The Director of the Western Hemisphere Department of the International Monetary Fund (IMF), Alejandro Werner, Friday said Latin America and the Caribbean have become the new coronavirus (COVID-19) global epicenter.
He said the human cost has been tragic, with over 100,000 lives lost. The economic toll has also been steep.
Werner said that the IMF’s World Economic Outlook Update now estimates the region to shrink by 9.4 per cent in 2020, four percentage points worse than the April projection and the worst recession on record, noting that a mild recovery to plus 3.7 per cent is projected in 2021.In his “Outlook for Latin America and the Caribbean: An Intensifying Pandemic,” the IMF official warned that countries should be cautious in reopening their economies and allow science and data to guide the process.
He said Caribbean economies have managed to flatten the COVID-19 curve, but their key lifelines have collapsed.
“We stand ready to use the IMF’s financial clout…to help Latin America and the Caribbean achieve a stronger recovery.”– IMF Director of the Western Hemisphere Department, Alejandro Werner
“With tourism coming to a virtual standstill and key source markets in advanced economies plunging into deeper recession, the region is likely to experience a very sharp and protracted contraction in economic activity.
“Despite the reopening of borders starting in June for some Caribbean countries, international tourist arrivals are expected to return to pre-crisis levels only gradually over the next three years. In addition, the steep drop in oil prices is hurting commodity exporters through a loss in exports and fiscal revenues. The ongoing hurricane season poses additional risks,” the IMF official added.
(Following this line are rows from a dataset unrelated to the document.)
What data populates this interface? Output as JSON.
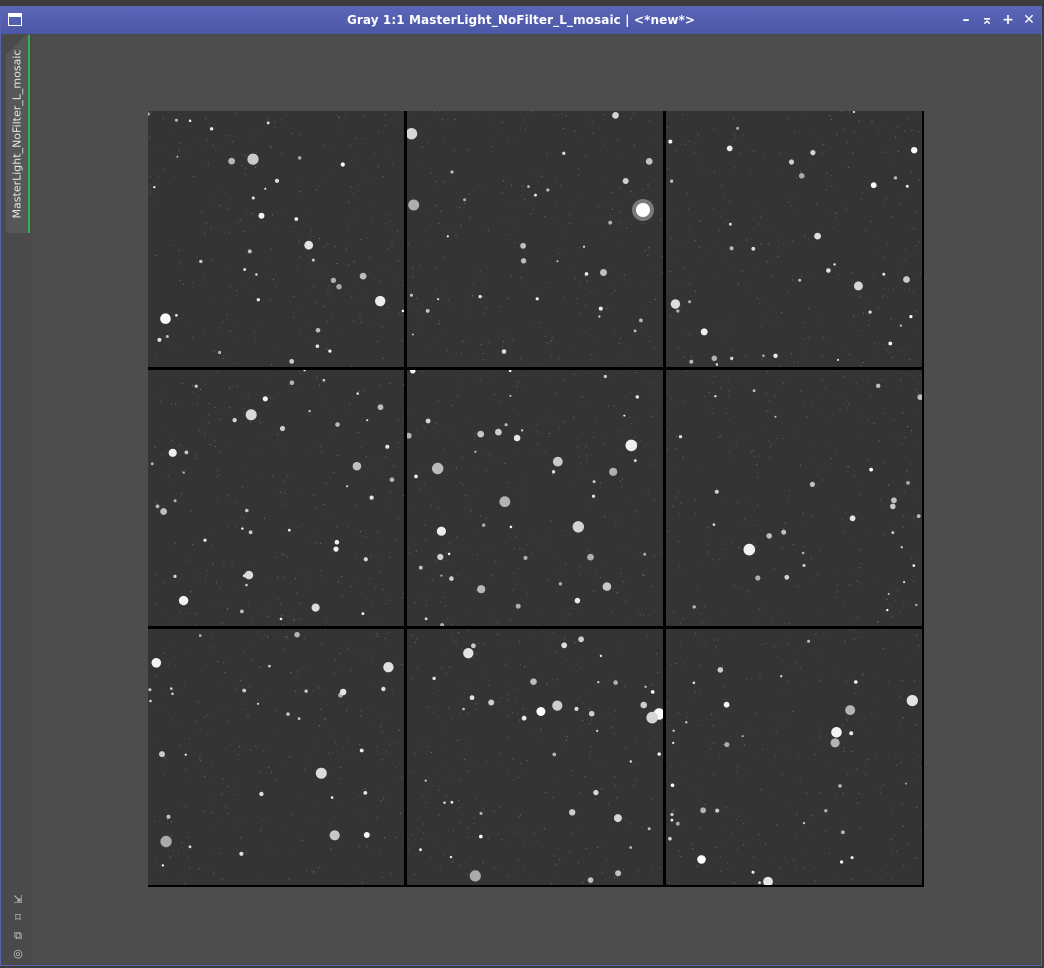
{
  "window": {
    "title": "Gray 1:1 MasterLight_NoFilter_L_mosaic | <*new*>",
    "minimize_glyph": "–",
    "shade_glyph": "⌅",
    "maximize_glyph": "+",
    "close_glyph": "✕"
  },
  "sidebar": {
    "tab_label": "MasterLight_NoFilter_L_mosaic",
    "icons": [
      "resize-icon",
      "fit-view-icon",
      "clone-icon",
      "target-icon"
    ]
  },
  "image": {
    "rows": 3,
    "cols": 3
  },
  "colors": {
    "title_bar": "#5560b0",
    "tab_accent": "#2fb24a",
    "background": "#4d4d4d",
    "sky": "#343434"
  }
}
He said the rates of COVID-19 infections and deaths per capita are approaching those in Europe and the United States, with the total number of cases accounting for about 25 per cent of the worldwide total.
“Against this backdrop, countries should be very cautious when considering reopening their economies and allow science and data to guide the process. Indeed, many countries in the region have high levels of informality and low preparedness to handle new outbreaks, like a high occupancy of intensive care unit beds and low testing and tracing capacity,” Werner said.
The IMF official said weaker economic data and more protracted COVID-19 outbreaks explain the significant downward revisions compared to the April forecasts.
He said first quarter growth was worse than expected for most countries, while high frequency indicators – like industrial production, electricity consumption, retail sales, and employment – suggest that the decline in the second quarter will be deeper than projected in April.
“The pandemic’s still rapid spread indicates that social distancing measures will need to remain in place for a longer time, depressing economic activity in the second half of 2020 and leaving more scarring going forward.
“Despite the difficult outlook, external financial conditions have eased in recent weeks, largely reflecting strong actions by advanced economies’ central banks, which have allowed some countries to issue debt abroad. However, financial conditions are still tighter than before the pandemic and are expected to remain volatile going forward.”
But Werner said risks remain elevated. The pandemic could worsen and last longer, depressing economic activity, stressing corporate balance sheets, raising poverty and inequality, and rekindling social tensions across the region.
“Upside surprises could also happen. Some recent high frequency indicators for advanced economies have been better than expected. Global growth could be stronger than expected, supporting exports, commodity prices, and tourism.”
He said the immediate priority for fiscal policy is to continue protecting lives and livelihoods, which given the limited fiscal space in the region, will require reprioritising expenditure and increasing its efficiency. “Policymakers will need to find creative ways to reach different segments of society, especially where informality is high. The fallout from the pandemic and associated policy response will also raise medium-term debt sustainability concerns in several countries. Commitment to a medium-term plan of fiscal consolidation and growth-enhancing structural reforms will be key to mitigate these concerns.”
He said monetary policy should remain accommodative given the subdued inflation outlook, negative output gaps, and elevated unemployment. Additional policy rate cuts and measures targeted to specific markets should be considered where necessary and possible, to support economic activity and ensure proper functioning of financial markets.
Werner said measures to maintain employment relationships, such as payroll support and financing of working capital will be important to avoid the closure of otherwise viable businesses, reduce long-term unemployment, support the recovery, minimise scarring and increase potential growth. Containment and mitigation policies should be appropriately calibrated to avoid a second pandemic wave and manage localised outbreaks.
Werner said that the IMF has acted swiftly to support its membership with quick and significant injections of emergency financing.
“Of the 70 loans approved since the pandemic began, totalling US$ 25 billion, 17 were for countries in the region, for a total of US$ 5.2 billion,” he said, adding “we stand ready to use the IMF’s financial clout, policy advice and capacity development resources to help Latin America and the Caribbean achieve a stronger recovery”.